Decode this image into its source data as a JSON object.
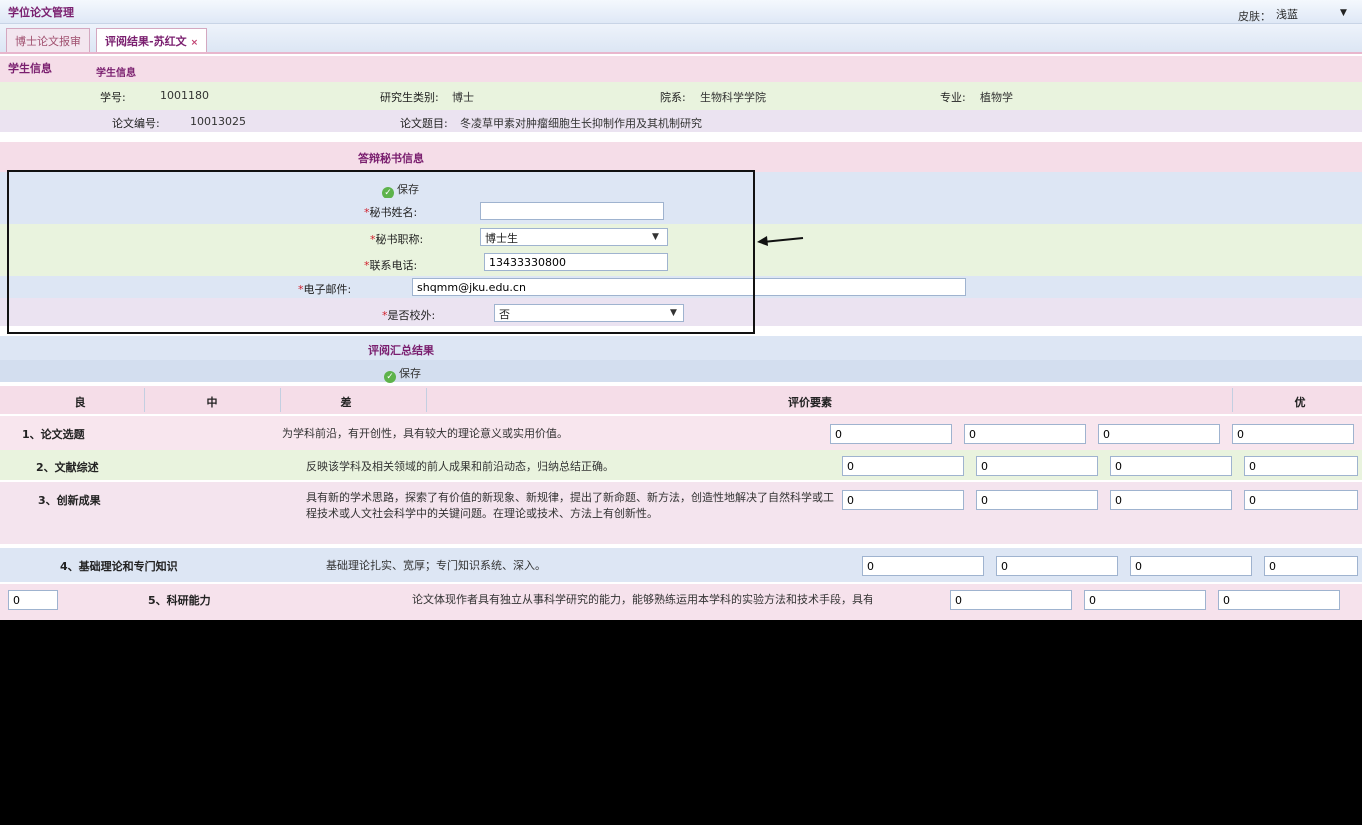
{
  "app": {
    "title": "学位论文管理"
  },
  "skin": {
    "label": "皮肤：",
    "value": "浅蓝"
  },
  "tabs": [
    {
      "label": "博士论文报审"
    },
    {
      "label": "评阅结果-苏红文",
      "close": "×"
    }
  ],
  "student": {
    "section_title": "学生信息",
    "sub_title": "学生信息",
    "student_id_label": "学号:",
    "student_id": "1001180",
    "degree_level_label": "研究生类别:",
    "degree_level": "博士",
    "department_label": "院系:",
    "department": "生物科学学院",
    "major_label": "专业:",
    "major": "植物学",
    "thesis_no_label": "论文编号:",
    "thesis_no": "10013025",
    "thesis_title_label": "论文题目:",
    "thesis_title": "冬凌草甲素对肿瘤细胞生长抑制作用及其机制研究"
  },
  "secretary": {
    "section_title": "答辩秘书信息",
    "save_label": "保存",
    "name_label": "秘书姓名:",
    "name_value": "",
    "title_label": "秘书职称:",
    "title_value": "博士生",
    "phone_label": "联系电话:",
    "phone_value": "13433330800",
    "email_label": "电子邮件:",
    "email_value": "shqmm@jku.edu.cn",
    "outside_label": "是否校外:",
    "outside_value": "否"
  },
  "summary": {
    "section_title": "评阅汇总结果",
    "save_label": "保存"
  },
  "table": {
    "headers": [
      "良",
      "中",
      "差",
      "评价要素",
      "优"
    ],
    "rows": [
      {
        "name": "1、论文选题",
        "desc": "为学科前沿，有开创性，具有较大的理论意义或实用价值。",
        "scores": [
          "0",
          "0",
          "0",
          "0"
        ]
      },
      {
        "name": "2、文献综述",
        "desc": "反映该学科及相关领域的前人成果和前沿动态，归纳总结正确。",
        "scores": [
          "0",
          "0",
          "0",
          "0"
        ]
      },
      {
        "name": "3、创新成果",
        "desc": "具有新的学术思路，探索了有价值的新现象、新规律，提出了新命题、新方法，创造性地解决了自然科学或工程技术或人文社会科学中的关键问题。在理论或技术、方法上有创新性。",
        "scores": [
          "0",
          "0",
          "0",
          "0"
        ]
      },
      {
        "name": "4、基础理论和专门知识",
        "desc": "基础理论扎实、宽厚；专门知识系统、深入。",
        "scores": [
          "0",
          "0",
          "0",
          "0"
        ]
      },
      {
        "name": "5、科研能力",
        "desc": "论文体现作者具有独立从事科学研究的能力，能够熟练运用本学科的实验方法和技术手段，具有解决实际问题的能力。",
        "scores": [
          "0",
          "0",
          "0",
          "0"
        ]
      }
    ]
  }
}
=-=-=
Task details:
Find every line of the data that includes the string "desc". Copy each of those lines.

Written answer:
        "desc": "为学科前沿，有开创性，具有较大的理论意义或实用价值。",
        "desc": "反映该学科及相关领域的前人成果和前沿动态，归纳总结正确。",
        "desc": "具有新的学术思路，探索了有价值的新现象、新规律，提出了新命题、新方法，创造性地解决了自然科学或工程技术或人文社会科学中的关键问题。在理论或技术、方法上有创新性。",
        "desc": "基础理论扎实、宽厚；专门知识系统、深入。",
        "desc": "论文体现作者具有独立从事科学研究的能力，能够熟练运用本学科的实验方法和技术手段，具有解决实际问题的能力。",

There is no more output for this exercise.